Each accident is one-of-a-kind for friends and family, but the circumstances of this one were commonplace enough. Pilots with little or no instrument training or experience regularly take off in bad weather, or fly into it — sometimes on dark nights to boot — and they regularly crash. Keeping an airplane level by reference to an attitude indicator seems like a simple enough video game, but it proves surprisingly difficult in real life.

Although the pilot’s destination was not in the National Transportation Safety Board’s report of the accident, he was headed northward and crashed a little south of Kansas City. He could easily have known that the weather was going to change drastically somewhere en route; the high that day in Dallas was 74 and more than 2 inches of rain fell; in Kansas City, 500 miles to the north, the high was 28.

It might have seemed to investigators that there was nothing out of the ordinary to see here, until the toxicology report came back. It held some interesting discoveries.

Read More: Aftermath

The pilot’s blood and liver fluids contained acetaldehyde, a toxic breakdown product of alcohol associated with hangovers, and both cocaine and benzoylecgonine, the latter a byproduct of cocaine metabolism. The detection of unmetabolized cocaine might suggest at least some of it had been ingested fairly recently; but only a trace amount of the drug was present.

The pilot’s history revealed more surprises. When he applied for insurance for his airplane, which he’d bought six months before the accident, he had listed his total time as 679 hours and claimed to hold a commercial certificate and a second-class medical. In fact, he had been issued a student certificate 18 months before the accident. His logbook recorded 119.4 hours, of which 2.1 were endorsed as dual-flight instruction. There were no other endorsements.

An instructor who had flown with the pilot said he “only wanted to fly,” and had stopped coming to the flight school after a few hours of instruction. He had, the instructor added, “a very cavalier attitude toward flying safety and regulations.”

The pilot had kept his student certificate for only five months. It was then revoked by the FAA after he flew low over Independence, Kansas, and toilet-papered the downtown area. After landing, he was arrested for flying under the influence of alcohol and littering. The FAA noted as well that he did not have an endorsement for solo flight.

A devil-may-care approach to flying does not always end in disaster, but it’s often headed that way. I’ve known pilots who would fly for hours above a solid overcast, always confident that they would be able to descend through a hole, real or imagined, when they reached their destinations. Often they were. Others would scud-run until their luck ran out and then put down on a road, where they would represent to sympathetic reporters and local gendarmes that the weather had “closed in on them.”

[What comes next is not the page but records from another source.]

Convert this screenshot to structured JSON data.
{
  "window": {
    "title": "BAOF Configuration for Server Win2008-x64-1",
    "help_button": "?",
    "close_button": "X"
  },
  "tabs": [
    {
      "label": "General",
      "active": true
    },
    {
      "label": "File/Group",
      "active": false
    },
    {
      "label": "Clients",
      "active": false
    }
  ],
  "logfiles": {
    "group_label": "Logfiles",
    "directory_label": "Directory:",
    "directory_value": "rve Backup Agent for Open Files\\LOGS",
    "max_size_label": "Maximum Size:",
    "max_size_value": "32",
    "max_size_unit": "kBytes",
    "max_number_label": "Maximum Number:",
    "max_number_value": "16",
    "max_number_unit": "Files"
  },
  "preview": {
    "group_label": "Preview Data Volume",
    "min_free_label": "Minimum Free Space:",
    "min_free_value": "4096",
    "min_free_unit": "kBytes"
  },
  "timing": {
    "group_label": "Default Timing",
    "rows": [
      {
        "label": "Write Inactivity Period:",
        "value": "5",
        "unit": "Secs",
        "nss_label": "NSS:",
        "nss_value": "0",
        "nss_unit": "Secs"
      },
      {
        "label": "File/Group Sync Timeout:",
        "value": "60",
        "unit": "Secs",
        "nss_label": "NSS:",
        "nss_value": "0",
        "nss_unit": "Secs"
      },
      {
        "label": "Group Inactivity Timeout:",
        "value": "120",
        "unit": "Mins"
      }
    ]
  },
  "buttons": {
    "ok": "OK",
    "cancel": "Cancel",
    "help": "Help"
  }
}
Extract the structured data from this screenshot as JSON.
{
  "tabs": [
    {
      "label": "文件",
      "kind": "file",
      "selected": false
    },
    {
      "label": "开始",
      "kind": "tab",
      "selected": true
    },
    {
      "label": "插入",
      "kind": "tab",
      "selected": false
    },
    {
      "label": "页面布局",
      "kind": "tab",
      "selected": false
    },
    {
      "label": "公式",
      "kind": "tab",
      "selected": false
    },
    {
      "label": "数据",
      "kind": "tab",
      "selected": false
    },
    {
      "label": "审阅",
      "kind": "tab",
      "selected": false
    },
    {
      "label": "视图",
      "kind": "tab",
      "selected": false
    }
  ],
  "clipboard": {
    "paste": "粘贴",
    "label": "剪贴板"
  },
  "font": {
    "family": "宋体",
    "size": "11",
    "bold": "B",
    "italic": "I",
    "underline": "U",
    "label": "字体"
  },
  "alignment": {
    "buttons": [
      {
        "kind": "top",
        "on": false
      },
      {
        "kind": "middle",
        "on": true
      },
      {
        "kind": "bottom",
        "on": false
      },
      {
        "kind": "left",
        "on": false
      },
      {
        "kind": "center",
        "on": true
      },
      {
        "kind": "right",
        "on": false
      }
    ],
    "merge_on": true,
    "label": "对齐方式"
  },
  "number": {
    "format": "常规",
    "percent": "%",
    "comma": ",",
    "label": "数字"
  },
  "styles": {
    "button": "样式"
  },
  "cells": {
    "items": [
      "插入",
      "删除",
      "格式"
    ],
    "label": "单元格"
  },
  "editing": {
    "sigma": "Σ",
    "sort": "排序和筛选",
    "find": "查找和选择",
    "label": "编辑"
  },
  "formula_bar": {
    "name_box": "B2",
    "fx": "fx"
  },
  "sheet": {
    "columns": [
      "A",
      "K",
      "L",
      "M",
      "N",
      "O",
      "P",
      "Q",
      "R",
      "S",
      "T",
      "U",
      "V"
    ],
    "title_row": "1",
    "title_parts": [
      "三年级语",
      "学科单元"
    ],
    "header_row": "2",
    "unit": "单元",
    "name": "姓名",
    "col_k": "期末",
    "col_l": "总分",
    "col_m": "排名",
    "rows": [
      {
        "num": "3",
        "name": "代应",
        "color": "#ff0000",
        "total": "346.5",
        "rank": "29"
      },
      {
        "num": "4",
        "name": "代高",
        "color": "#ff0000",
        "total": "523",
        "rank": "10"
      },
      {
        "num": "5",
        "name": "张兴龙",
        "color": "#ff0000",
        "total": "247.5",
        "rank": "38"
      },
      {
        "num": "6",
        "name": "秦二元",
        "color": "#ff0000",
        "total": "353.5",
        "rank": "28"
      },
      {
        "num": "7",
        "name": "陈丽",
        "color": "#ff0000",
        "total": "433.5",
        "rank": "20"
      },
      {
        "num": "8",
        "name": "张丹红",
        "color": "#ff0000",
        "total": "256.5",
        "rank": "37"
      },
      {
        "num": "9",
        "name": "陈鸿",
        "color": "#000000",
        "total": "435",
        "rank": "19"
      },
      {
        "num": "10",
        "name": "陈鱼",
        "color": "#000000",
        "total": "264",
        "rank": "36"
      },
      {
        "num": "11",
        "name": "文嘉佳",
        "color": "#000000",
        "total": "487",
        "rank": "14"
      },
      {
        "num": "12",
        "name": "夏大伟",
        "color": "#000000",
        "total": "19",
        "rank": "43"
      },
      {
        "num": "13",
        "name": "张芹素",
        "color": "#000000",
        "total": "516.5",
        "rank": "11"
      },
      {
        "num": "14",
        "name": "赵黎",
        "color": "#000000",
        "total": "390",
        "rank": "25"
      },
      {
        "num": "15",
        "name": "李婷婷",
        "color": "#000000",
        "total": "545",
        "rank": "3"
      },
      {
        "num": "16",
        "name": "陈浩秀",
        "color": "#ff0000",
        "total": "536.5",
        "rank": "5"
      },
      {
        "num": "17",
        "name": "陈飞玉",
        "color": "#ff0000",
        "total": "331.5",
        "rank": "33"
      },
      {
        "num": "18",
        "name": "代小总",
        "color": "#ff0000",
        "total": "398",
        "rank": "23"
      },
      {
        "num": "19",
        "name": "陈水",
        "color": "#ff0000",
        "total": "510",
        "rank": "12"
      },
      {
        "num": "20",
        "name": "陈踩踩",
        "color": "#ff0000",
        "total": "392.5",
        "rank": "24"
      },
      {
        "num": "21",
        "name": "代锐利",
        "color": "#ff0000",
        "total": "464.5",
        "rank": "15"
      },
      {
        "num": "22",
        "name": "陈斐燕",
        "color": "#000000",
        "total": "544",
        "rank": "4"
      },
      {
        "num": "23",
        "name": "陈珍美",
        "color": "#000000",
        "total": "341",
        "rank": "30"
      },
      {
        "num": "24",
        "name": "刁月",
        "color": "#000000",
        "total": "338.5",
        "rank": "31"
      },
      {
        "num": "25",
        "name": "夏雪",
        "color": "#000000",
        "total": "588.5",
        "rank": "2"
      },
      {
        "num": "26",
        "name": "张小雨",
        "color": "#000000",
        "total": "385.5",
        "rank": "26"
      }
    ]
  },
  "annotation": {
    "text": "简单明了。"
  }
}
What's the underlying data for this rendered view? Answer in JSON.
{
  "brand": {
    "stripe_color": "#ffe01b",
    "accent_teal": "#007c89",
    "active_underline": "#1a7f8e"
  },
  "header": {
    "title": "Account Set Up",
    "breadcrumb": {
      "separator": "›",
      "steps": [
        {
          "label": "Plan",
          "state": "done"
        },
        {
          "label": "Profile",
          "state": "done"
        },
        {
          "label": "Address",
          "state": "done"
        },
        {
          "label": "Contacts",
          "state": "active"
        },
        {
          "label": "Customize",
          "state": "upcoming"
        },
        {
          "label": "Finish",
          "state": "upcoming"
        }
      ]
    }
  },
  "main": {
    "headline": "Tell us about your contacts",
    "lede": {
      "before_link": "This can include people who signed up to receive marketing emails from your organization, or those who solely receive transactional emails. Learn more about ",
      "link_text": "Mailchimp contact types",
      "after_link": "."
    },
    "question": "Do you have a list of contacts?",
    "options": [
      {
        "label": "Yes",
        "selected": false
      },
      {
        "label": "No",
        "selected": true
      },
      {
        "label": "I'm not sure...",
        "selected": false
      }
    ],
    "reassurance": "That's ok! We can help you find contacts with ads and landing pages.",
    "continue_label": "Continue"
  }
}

Flying is a personality test. People who are by nature methodical and circumspect presumably make safe pilots, but there is no requirement to document one’s personality type when applying for a license. Cocaine adds a wild card to the hand. Cocaine is a stimulant that produces feelings of euphoria, empowerment and confidence. These are good qualities in a pilot — up to a point.

Confidence makes flying easier. Pilots who are free of anxiety, who trust their airplanes and engines to give all that is asked of them, will fly more loosely, naturally and instinctively than pilots who are unsure of their decisions and uneasy about their equipment. But beyond a certain point confidence becomes overconfidence, and pathological. A pilot who flies for a couple of hours over a solid overcast and then asks a controller to advise him about what to do is a pilot who has thrown not just healthy caution, but common sense, to the winds.

The NTSB included a number of elements in its finding of probable cause. It chose to place “the pilot’s impairment of judgment and performance” because of cocaine first. Last, it cited “overconfidence in his personal ability.” Looking at the pilot’s history, however, you might conclude that overconfidence and poor judgment were hallmarks of his flying career from the start, when he decided he didn’t need no stinkin’ lessons or licenses. Maybe his overconfidence should have been listed first — even before the cocaine.